An­ders Sand­berg: So imag­ine a world that has a lot of nu­clear war­heads. So if there is a nu­clear war, it’s guaran­teed to wipe out hu­man­ity, and then you com­pare that to a world where is a few war­heads. So if there’s a nu­clear war, the risk is rel­a­tively small. Now in the first dan­ger­ous world, you would have a very strong deflec­tion. Even get­ting close to the state of nu­clear war would be strongly dis­fa­vored be­cause most his­to­ries close to nu­clear war end up with no ob­servers left at all.
In the sec­ond one, you get the much weaker effect, and now over time you can plot when the near misses hap­pen and the num­ber of nu­clear war­heads, and you ac­tu­ally see that they don’t be­have as strongly as you would think. If there was a very strong an­thropic effect you would ex­pect very few near misses dur­ing the height of the Cold War, and in fact you see roughly the op­po­site. So this is weirdly re­as­sur­ing. In some sense the Petrov in­ci­dent im­plies that we are slightly safer about nu­clear war.

On the other hand, the MNM effect re­quires lead­ers and in­di­vi­d­u­als to have ac­cess to in­for­ma­tion about the state of the world right now (i.e. how dan­ger­ous are things at the mo­ment). Even in coun­tries with rea­son­ably free flow of in­for­ma­tion this is not a given. If you ac­cept Eliezer Yud­kowksy’s the­sis that click­bait has im­paired our abil­ity to un­der­stand a per­sis­tent, ob­jec­tive ex­ter­nal world then you might be more pes­simistic about the MNM effect go­ing for­ward. Per­haps for this rea­son, we should ex­pect coun­tries with higher so­cial trust, and there­fore more abil­ity for in­di­vi­d­u­als to agree on a con­sen­sus re­al­ity and un­der­stand the level of dan­ger posed, to perform bet­ter. Ja­pan and the coun­tries in North­ern Europe like Den­mark and Swe­den come to mind, and all of them have performed bet­ter than the miti­ga­tion mea­sures em­ployed by their gov­ern­ments would sug­gest.

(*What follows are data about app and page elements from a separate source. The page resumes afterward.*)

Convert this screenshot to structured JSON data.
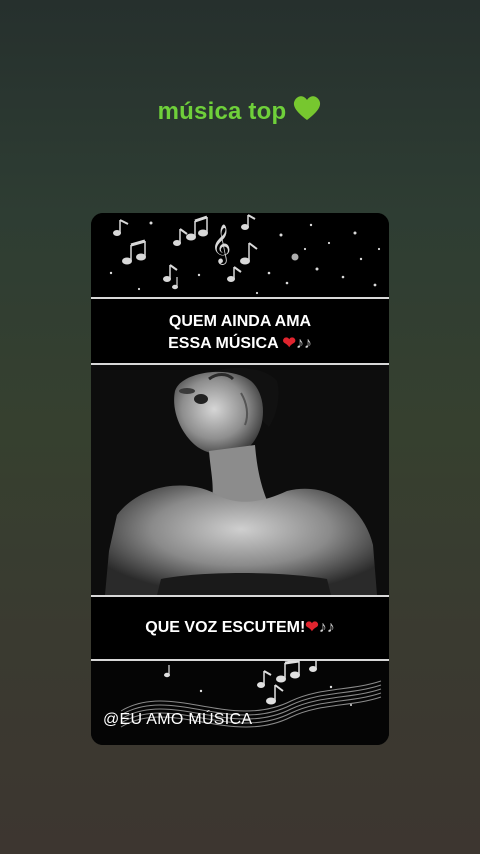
{
  "story": {
    "caption": "música top",
    "caption_emoji": "green-heart-icon",
    "caption_color": "#6fd03a"
  },
  "card": {
    "top_text_line1": "QUEM AINDA AMA",
    "top_text_line2": "ESSA MÚSICA",
    "bottom_text": "QUE VOZ ESCUTEM!",
    "watermark": "@EU AMO MÚSICA",
    "emoji_heart": "red-heart-icon",
    "emoji_notes": "music-notes-icon",
    "heart_color": "#e0242e"
  }
}
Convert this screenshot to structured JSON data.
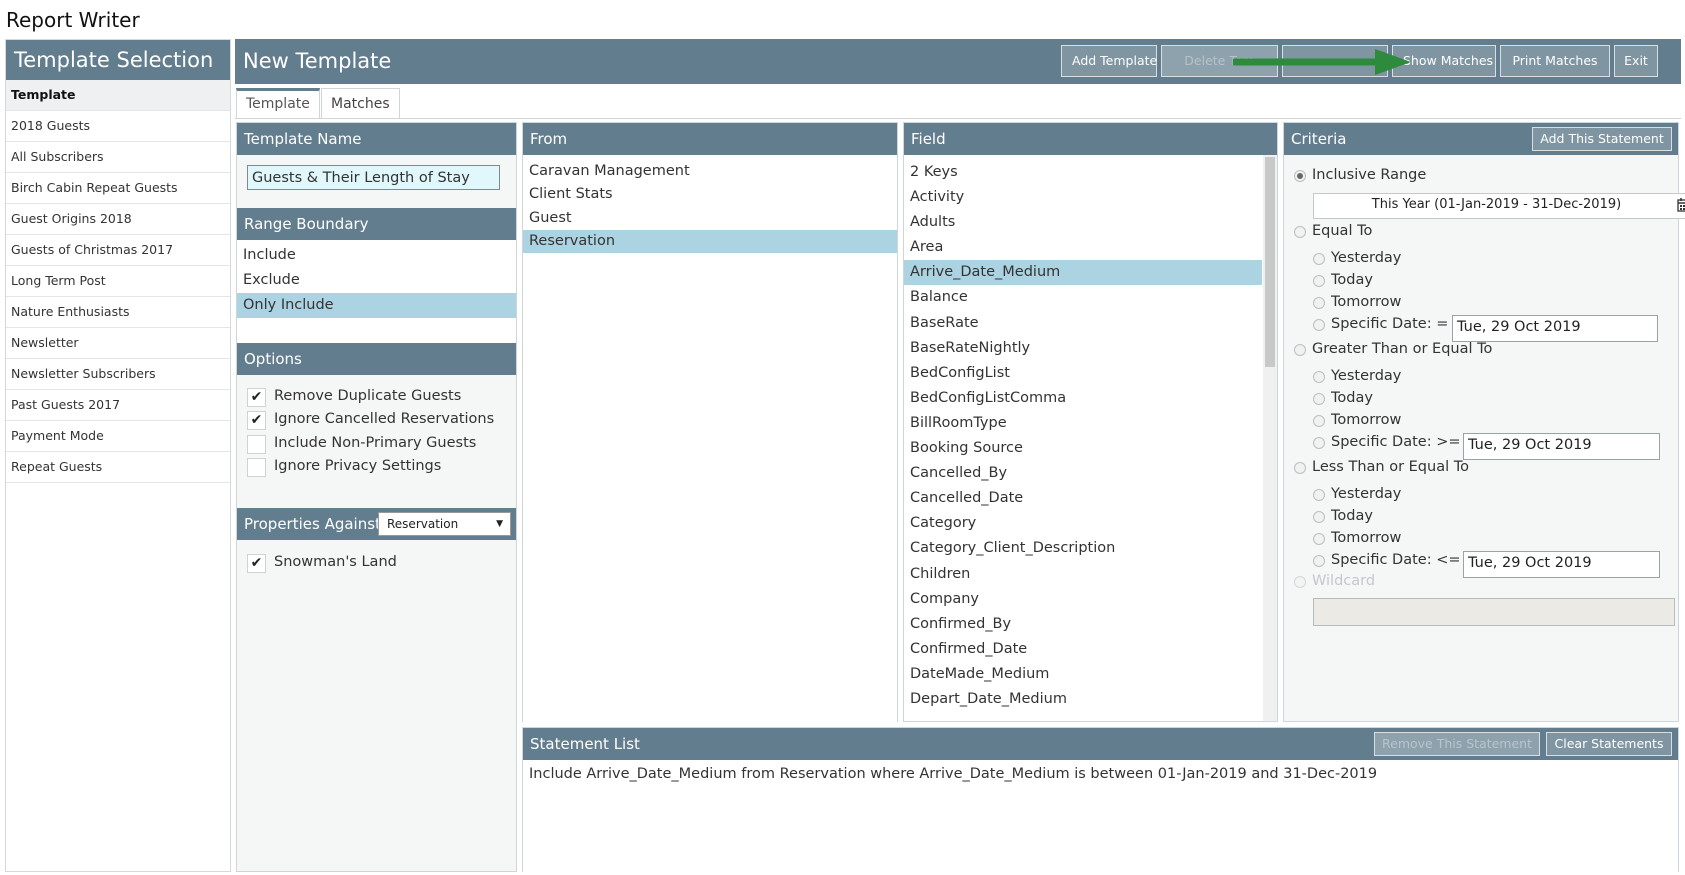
{
  "app_title": "Report Writer",
  "sidebar": {
    "title": "Template Selection",
    "items": [
      {
        "label": "Template",
        "header": true
      },
      {
        "label": "2018 Guests"
      },
      {
        "label": "All Subscribers"
      },
      {
        "label": "Birch Cabin Repeat Guests"
      },
      {
        "label": "Guest Origins 2018"
      },
      {
        "label": "Guests of Christmas 2017"
      },
      {
        "label": "Long Term Post"
      },
      {
        "label": "Nature Enthusiasts"
      },
      {
        "label": "Newsletter"
      },
      {
        "label": "Newsletter Subscribers"
      },
      {
        "label": "Past Guests 2017"
      },
      {
        "label": "Payment Mode"
      },
      {
        "label": "Repeat Guests"
      }
    ]
  },
  "header": {
    "title": "New Template",
    "buttons": {
      "add_template": "Add Template",
      "delete_template": "Delete Tem",
      "hidden_button": "",
      "show_matches": "Show Matches",
      "print_matches": "Print Matches",
      "exit": "Exit"
    }
  },
  "tabs": {
    "template": "Template",
    "matches": "Matches"
  },
  "template_name": {
    "heading": "Template Name",
    "value": "Guests & Their Length of Stay"
  },
  "range_boundary": {
    "heading": "Range Boundary",
    "items": [
      "Include",
      "Exclude",
      "Only Include"
    ],
    "selected": "Only Include"
  },
  "options": {
    "heading": "Options",
    "items": [
      {
        "label": "Remove Duplicate Guests",
        "checked": true
      },
      {
        "label": "Ignore Cancelled Reservations",
        "checked": true
      },
      {
        "label": "Include Non-Primary Guests",
        "checked": false
      },
      {
        "label": "Ignore Privacy Settings",
        "checked": false
      }
    ]
  },
  "properties_against": {
    "heading": "Properties Against",
    "select_value": "Reservation",
    "items": [
      {
        "label": "Snowman's Land",
        "checked": true
      }
    ]
  },
  "from": {
    "heading": "From",
    "items": [
      "Caravan Management",
      "Client Stats",
      "Guest",
      "Reservation"
    ],
    "selected": "Reservation"
  },
  "field": {
    "heading": "Field",
    "items": [
      "2 Keys",
      "Activity",
      "Adults",
      "Area",
      "Arrive_Date_Medium",
      "Balance",
      "BaseRate",
      "BaseRateNightly",
      "BedConfigList",
      "BedConfigListComma",
      "BillRoomType",
      "Booking Source",
      "Cancelled_By",
      "Cancelled_Date",
      "Category",
      "Category_Client_Description",
      "Children",
      "Company",
      "Confirmed_By",
      "Confirmed_Date",
      "DateMade_Medium",
      "Depart_Date_Medium"
    ],
    "selected": "Arrive_Date_Medium"
  },
  "criteria": {
    "heading": "Criteria",
    "add_button": "Add This Statement",
    "inclusive_range": "Inclusive Range",
    "range_value": "This Year (01-Jan-2019 - 31-Dec-2019)",
    "equal_to": "Equal To",
    "greater_equal": "Greater Than or Equal To",
    "less_equal": "Less Than or Equal To",
    "yesterday": "Yesterday",
    "today": "Today",
    "tomorrow": "Tomorrow",
    "specific_eq": "Specific Date: =",
    "specific_ge": "Specific Date: >=",
    "specific_le": "Specific Date: <=",
    "date_value": "Tue, 29 Oct 2019",
    "wildcard": "Wildcard"
  },
  "statement_list": {
    "heading": "Statement List",
    "remove_button": "Remove This Statement",
    "clear_button": "Clear Statements",
    "statements": [
      "Include Arrive_Date_Medium from Reservation where Arrive_Date_Medium is between 01-Jan-2019 and 31-Dec-2019"
    ]
  },
  "colors": {
    "header": "#627d8d",
    "selection": "#acd3e1",
    "annotation_arrow": "#2e8b3e"
  }
}
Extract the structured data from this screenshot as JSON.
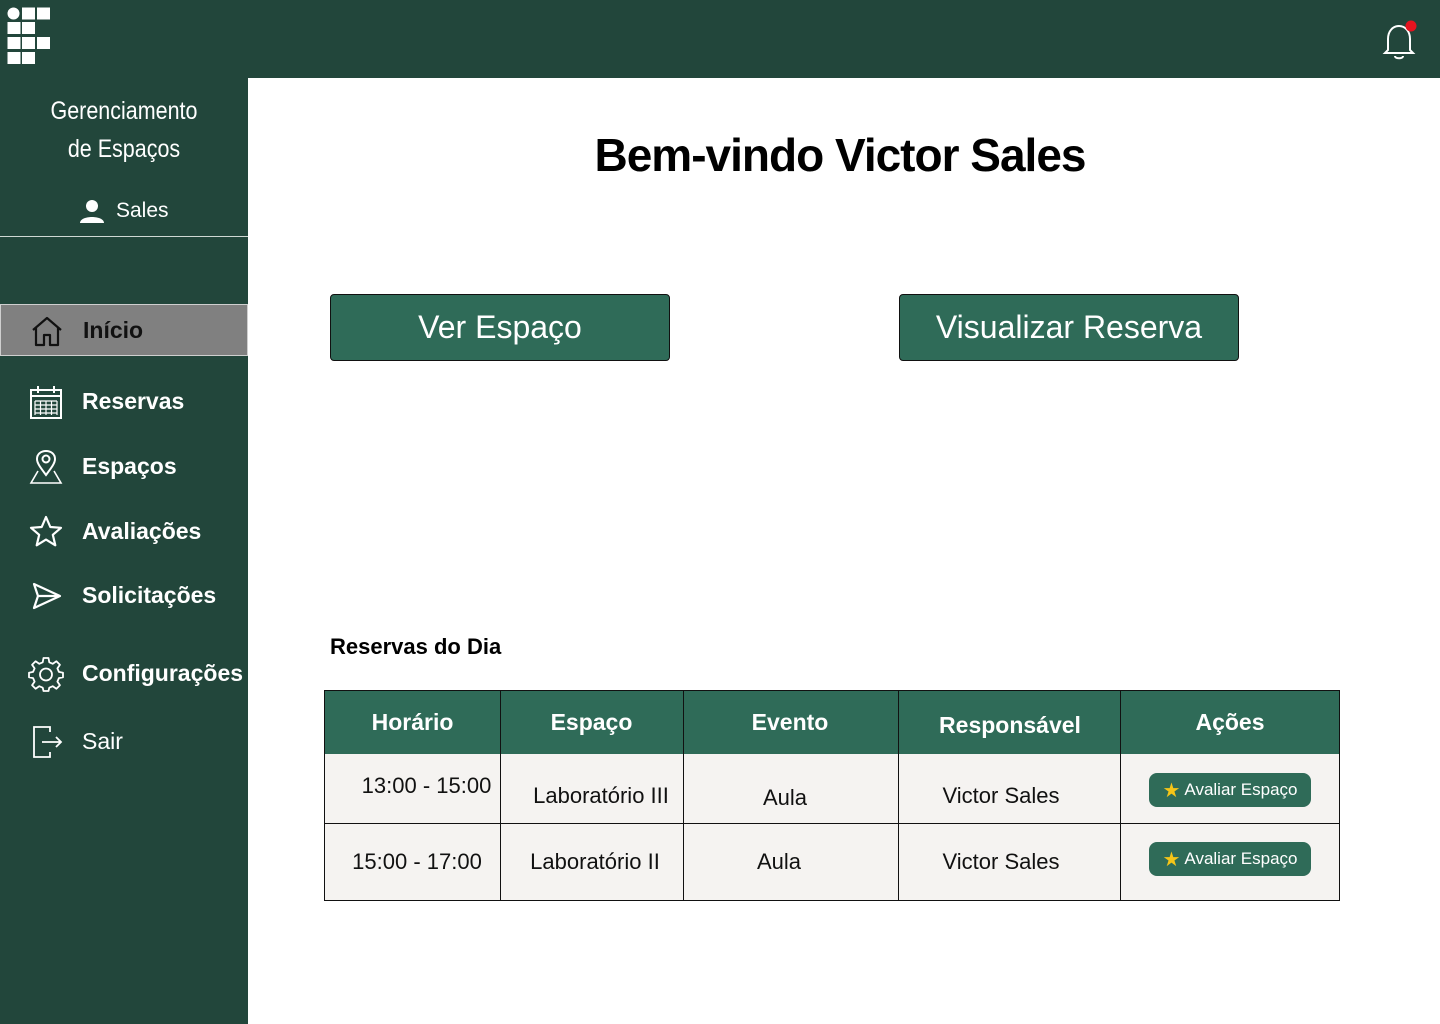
{
  "header": {
    "logo": "institution-logo",
    "notification_icon": "bell-icon",
    "notification_dot_color": "#e5141f"
  },
  "sidebar": {
    "title_line1": "Gerenciamento",
    "title_line2": "de Espaços",
    "user_name": "Sales",
    "items": [
      {
        "label": "Início",
        "icon": "home-icon",
        "active": true
      },
      {
        "label": "Reservas",
        "icon": "calendar-icon"
      },
      {
        "label": "Espaços",
        "icon": "map-pin-icon"
      },
      {
        "label": "Avaliações",
        "icon": "star-icon"
      },
      {
        "label": "Solicitações",
        "icon": "send-icon"
      },
      {
        "label": "Configurações",
        "icon": "gear-icon"
      },
      {
        "label": "Sair",
        "icon": "logout-icon"
      }
    ]
  },
  "main": {
    "welcome": "Bem-vindo Victor Sales",
    "buttons": {
      "ver_espaco": "Ver Espaço",
      "visualizar_reserva": "Visualizar Reserva"
    },
    "section_title": "Reservas do Dia",
    "table": {
      "headers": [
        "Horário",
        "Espaço",
        "Evento",
        "Responsável",
        "Ações"
      ],
      "rows": [
        {
          "horario": "13:00 - 15:00",
          "espaco": "Laboratório III",
          "evento": "Aula",
          "responsavel": "Victor Sales",
          "acao": "Avaliar Espaço"
        },
        {
          "horario": "15:00 - 17:00",
          "espaco": "Laboratório II",
          "evento": "Aula",
          "responsavel": "Victor Sales",
          "acao": "Avaliar Espaço"
        }
      ]
    }
  },
  "colors": {
    "dark_green": "#22463b",
    "button_green": "#2f6b58",
    "active_gray": "#808080",
    "row_bg": "#f5f3f1"
  }
}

The prin­ci­ple that I’ve called the Mori­t­uri Nolu­mus Mori effect is defined in terms of the map, not the ter­ri­tory—a place where our pre­dic­tions di­verged from re­al­ity in an eas­ily and con­sis­tently de­scrib­able way—that the short-term re­ac­tion from many gov­ern­ments and in­di­vi­d­u­als was stronger than we ex­pected, whilst ad­vance plan­ning and rea­son­ing was as weak as we ex­pected. The MNM effect may also be a fea­ture of the ter­ri­tory. It may already have a name in the field of so­cial psy­chol­ogy, or sev­eral names. It may be a con­tin­gent arte­fact of lots of lo­cal facts about only our coro­n­avirus re­sponse, though I don’t think that’s plau­si­ble for the rea­sons given above. Either way, I be­lieve that it was an im­por­tant miss­ing piece, prob­a­bly the biggest miss­ing piece, in our early pre­dic­tions and needs to be con­sid­ered fur­ther if we want to re­fine our anal­y­sis of X-risks go­ing for­ward. One of the few up­sides to this catas­tro­phe is that it has pro­vided us with a small-scale test run of some dy­nam­ics that might play out dur­ing a gen­uine catas­trophic or ex­is­ten­tial risk, and we should be sure to ex­ploit that for all its worth.